The “gay agenda” has been about passing our apartments to each other when we die, not about increasing affordable housing or opposing illegal eviction. It has been about getting our partnerships recognized so our partners can share our private health benefits, not about defending Medicaid rights or demanding universal health care. It has been about getting our young sons into Boy Scouts, not about advocating for the countless/uncounted queer and trans youth struggling against a growing industry of youth incarceration. It has been about working to put more punishment power in the hands of an overtly racist criminal system with passage of hate crimes laws, not about opposing the mass incarceration of a generation of men of color, or fighting the abuse of queer and trans people in adult and juvenile justice settings.” —
-Dean Spade: Compliance is Gendered (via delisubthefemmecub)
Smart, powerful words from the always insightful Dean Spade.
About time.
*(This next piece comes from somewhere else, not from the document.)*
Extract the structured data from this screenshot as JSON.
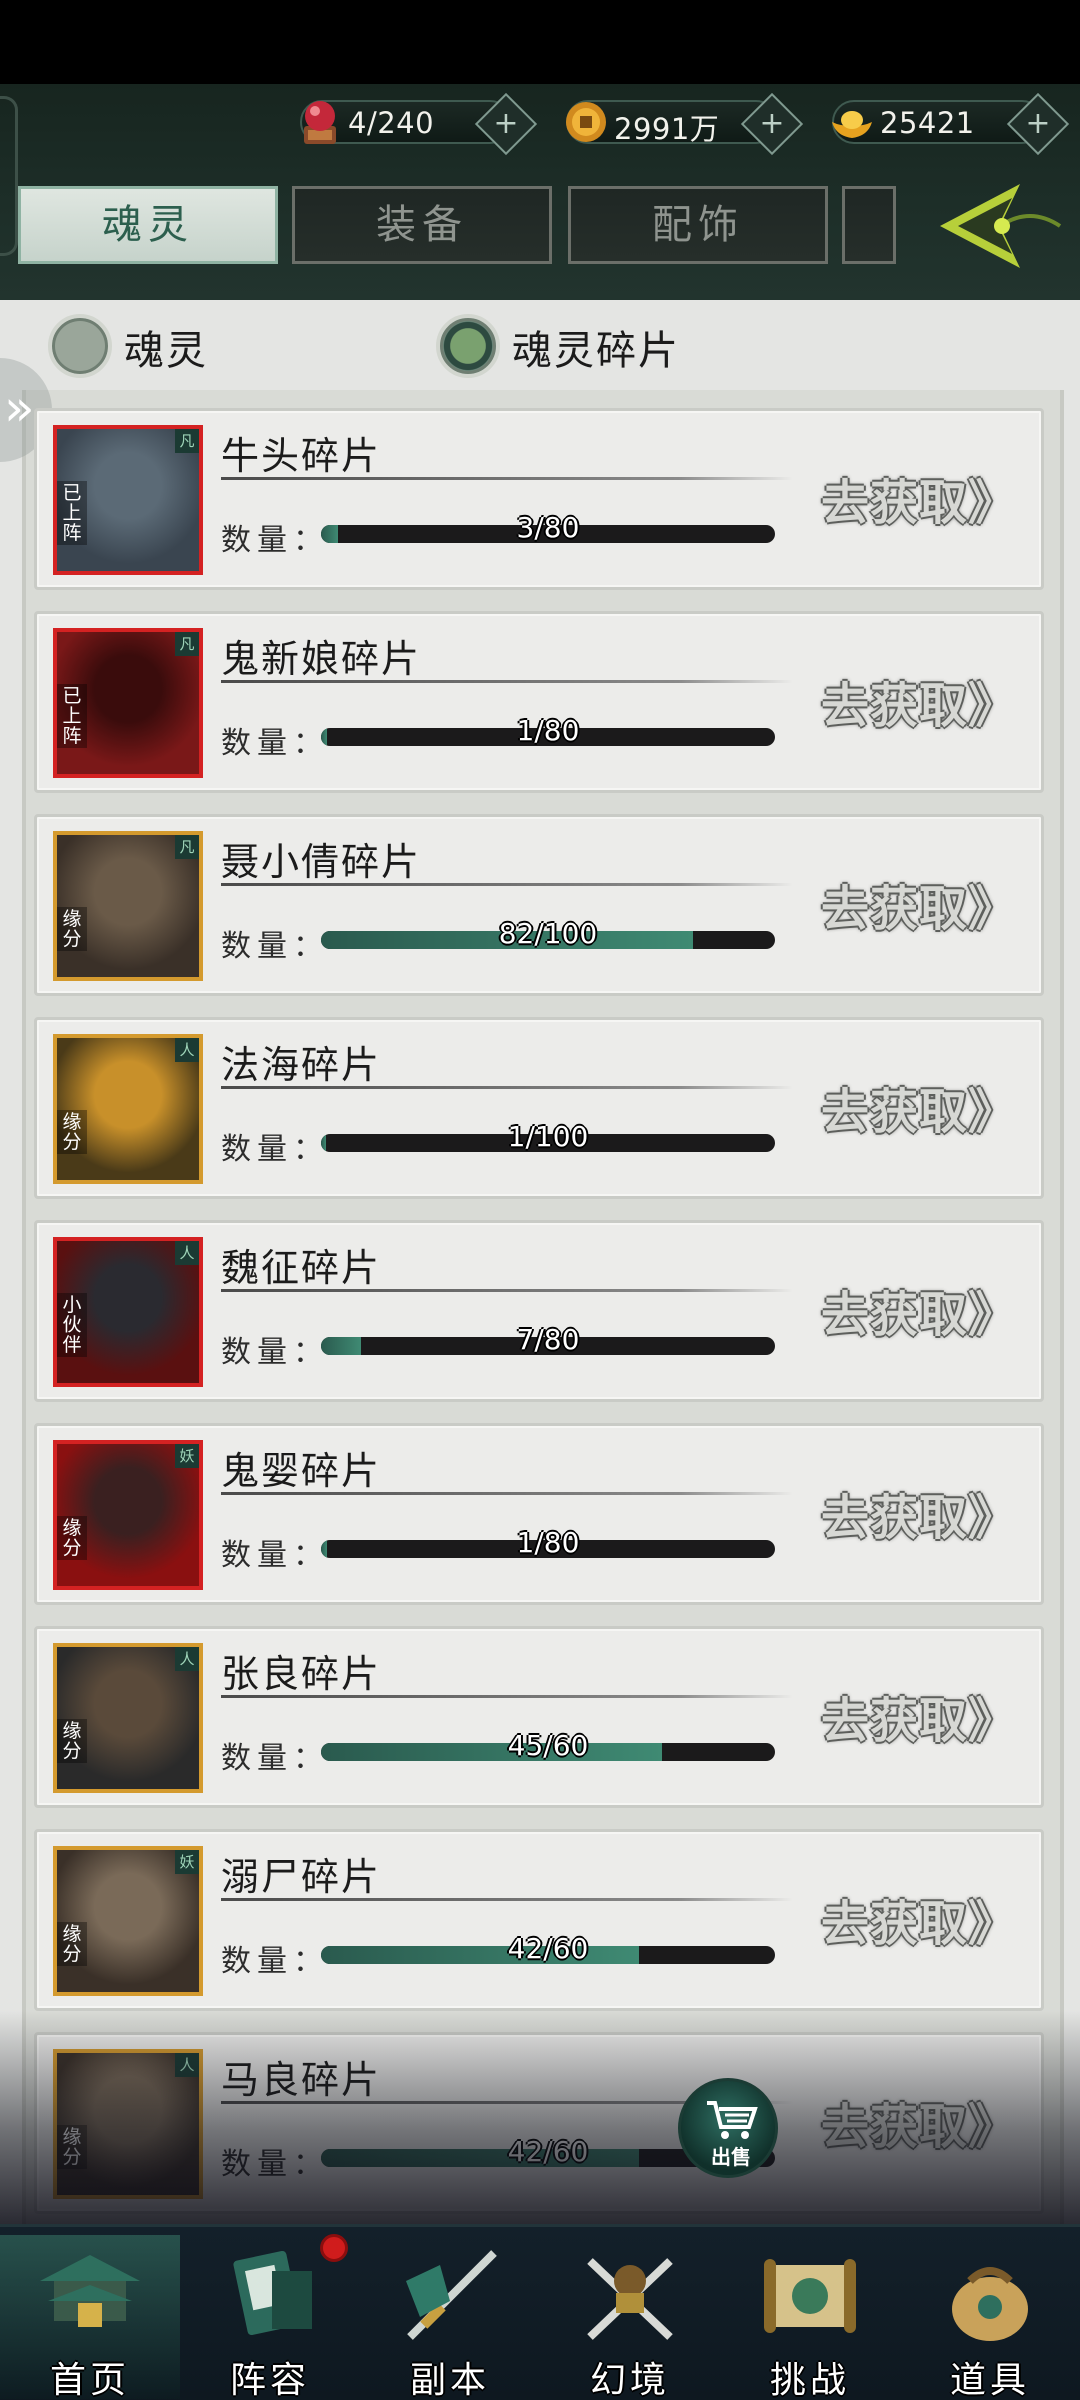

Sign the petition here: http://www.change.org/petitions/tell-new-york-state-legislators-condoms-arent-a-crime
It is not surprising to me that virtually no one is familiar with the name Shelley Hilliard. Shelley’s body was just found on the side of a busy highway in Detroit last week, burned to death. Shelley’s mother, who had reported to police that her much-beloved teen was missing, had to visit the medical examiner’s office to identify her child’s torso — all that remained.
There are many organizations that espouse to support the transgender community, but really what they are doing is splitting hairs. In light of Shelley Hilliard’s charred torso, the actual amount of money and human resources that most LGBT organizations devote to transgender services is insulting. Even in large cities there are only a handful of nonprofits doing substantive work for transgender people. Many argue that there are few funding streams to support programs for this community because no data is collected on transgender individuals, and they are correct. But that didn’t stop them from identifying funders for LGBT and HIV causes in the ’80s and ’90s — where there’s a will, there’s a way, as they say.” —
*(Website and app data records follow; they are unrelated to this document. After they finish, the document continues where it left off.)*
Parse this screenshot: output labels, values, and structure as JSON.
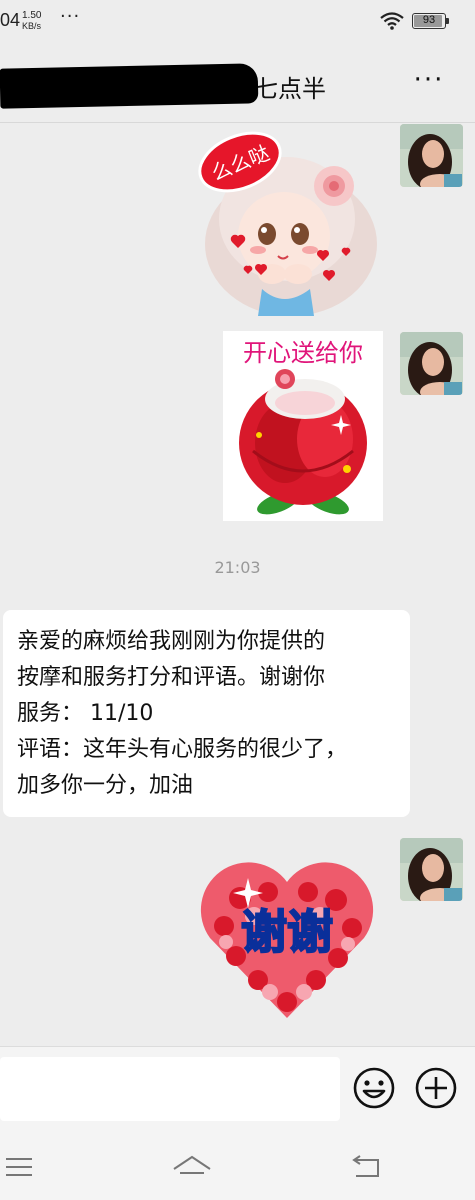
{
  "status_bar": {
    "time_fragment": "04",
    "net_speed_value": "1.50",
    "net_speed_unit": "KB/s",
    "more": "···",
    "battery_level": "93"
  },
  "header": {
    "title_visible": "早七点半",
    "more_label": "···"
  },
  "messages": [
    {
      "type": "sticker",
      "side": "right",
      "sticker_name": "kiss-girl-sticker",
      "text": "么么哒"
    },
    {
      "type": "sticker",
      "side": "right",
      "sticker_name": "rose-sticker",
      "text": "开心送给你"
    },
    {
      "type": "timestamp",
      "text": "21:03"
    },
    {
      "type": "text",
      "side": "left",
      "lines": [
        "亲爱的麻烦给我刚刚为你提供的",
        "按摩和服务打分和评语。谢谢你",
        "服务： 11/10",
        "评语：这年头有心服务的很少了，",
        "加多你一分，加油"
      ]
    },
    {
      "type": "sticker",
      "side": "right",
      "sticker_name": "heart-roses-sticker",
      "text": "谢谢"
    }
  ],
  "input": {
    "value": "",
    "placeholder": ""
  },
  "icons": {
    "emoji": "smiley-face-icon",
    "add": "plus-circle-icon",
    "nav_menu": "menu-icon",
    "nav_home": "home-icon",
    "nav_back": "back-icon"
  },
  "colors": {
    "background": "#ededed",
    "bubble": "#ffffff",
    "timestamp": "#999999",
    "rose_red": "#d8192b",
    "sticker_pink_text": "#e0157a"
  }
}
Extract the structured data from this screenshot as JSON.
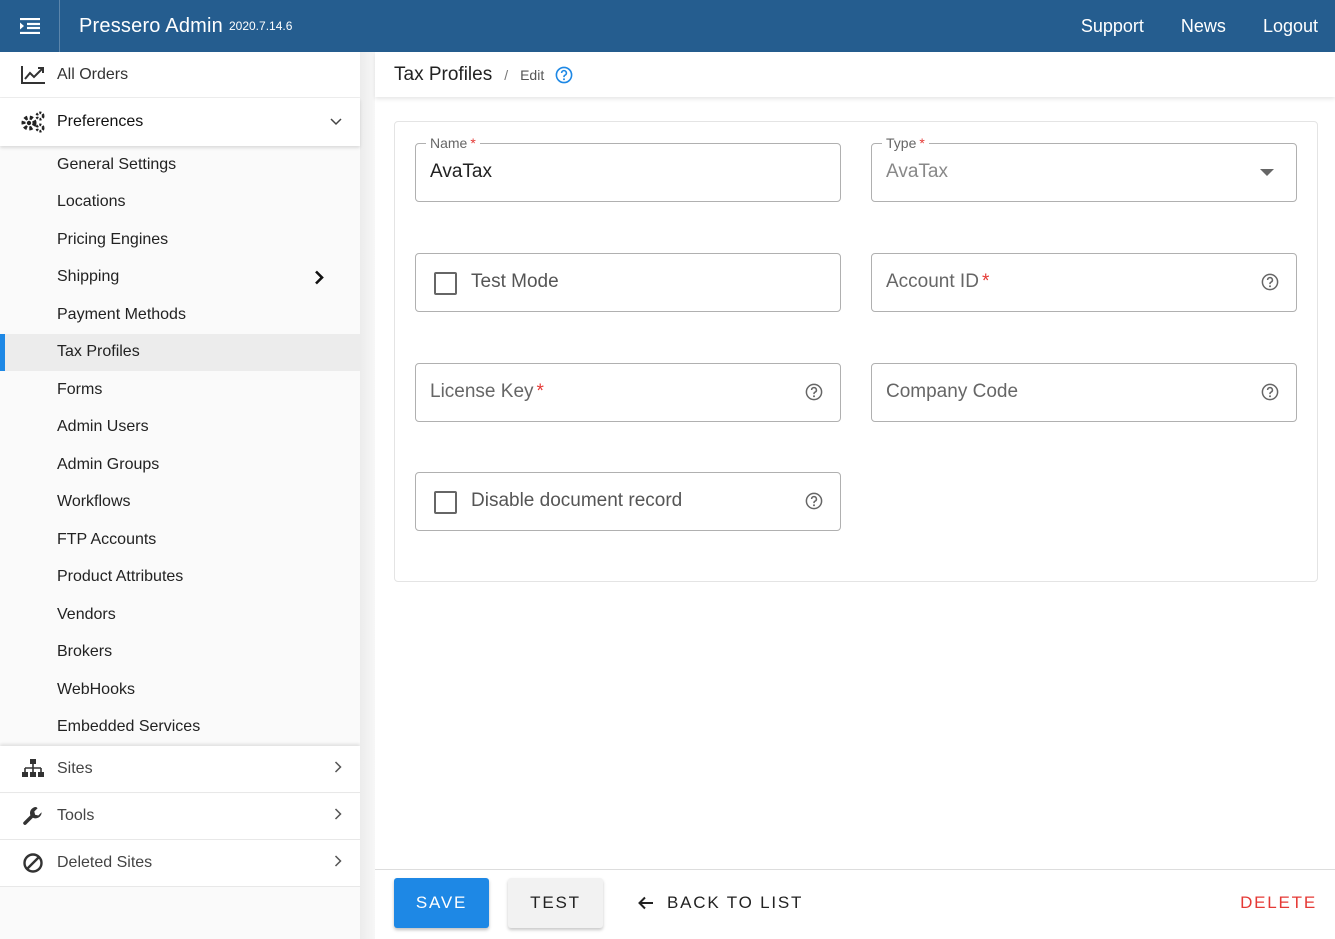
{
  "header": {
    "title": "Pressero Admin",
    "version": "2020.7.14.6",
    "links": [
      "Support",
      "News",
      "Logout"
    ]
  },
  "sidebar": {
    "all_orders": "All Orders",
    "preferences": "Preferences",
    "sub_items": [
      "General Settings",
      "Locations",
      "Pricing Engines",
      "Shipping",
      "Payment Methods",
      "Tax Profiles",
      "Forms",
      "Admin Users",
      "Admin Groups",
      "Workflows",
      "FTP Accounts",
      "Product Attributes",
      "Vendors",
      "Brokers",
      "WebHooks",
      "Embedded Services"
    ],
    "active_item": "Tax Profiles",
    "bottom_items": [
      "Sites",
      "Tools",
      "Deleted Sites"
    ]
  },
  "breadcrumb": {
    "main": "Tax Profiles",
    "separator": "/",
    "sub": "Edit"
  },
  "form": {
    "name": {
      "label": "Name",
      "required": "*",
      "value": "AvaTax"
    },
    "type": {
      "label": "Type",
      "required": "*",
      "value": "AvaTax"
    },
    "test_mode": {
      "label": "Test Mode"
    },
    "account_id": {
      "label": "Account ID",
      "required": "*"
    },
    "license_key": {
      "label": "License Key",
      "required": "*"
    },
    "company_code": {
      "label": "Company Code"
    },
    "disable_doc": {
      "label": "Disable document record"
    }
  },
  "footer": {
    "save": "SAVE",
    "test": "TEST",
    "back": "BACK TO LIST",
    "delete": "DELETE"
  },
  "colors": {
    "topbar": "#255d8f",
    "primary": "#1e88e5",
    "danger": "#e53935"
  }
}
LGBT Leadership: Split Hairs and Burnt Bodies -Pete Subkoviak, Huffington Post, 11/16/11
Yesterday was International Transgender Day of Remembrance. This piece raises critical issues, calling on LGBT organizations and others to do more in support of the human rights and safety of transgender people. Silence=Death.
hi! yes indeed! blood anywhere…cooker, cotton, water, tie, gauze, alcohol, injecting surfaces, syringe, etc…it’s important to be mindful of blood throughout the entire injection process. this is one of the challenges around messages that are carried over from HIV prevention that only emphasized the syringe. you’re totally right. thanks for the comment.
An international team of investigators showed that infectious quantities of hepatitis C could survive on inanimate surfaces for up to seven days. However, the virus can be rendered inactive by commercially available disinfectants, or heating to a temperature of 65-70°C for approximately 90 seconds.
In a separate study, French investigators detected the virus on 80% of alcohol swabs obtained from injecting drug users. They suggest that the swabs may be shared by users, risking the transmission of hepatitis C.” —I participated in a roundtable about hepatitis C testing and counseling yesterday. One of the needs identified again and again is the need for clear, easy to communicate messages about hepatitis c prevention that also make sense in the daily lives of people who inject drugs. Don’t share syringes is not enough. It’s about the blood.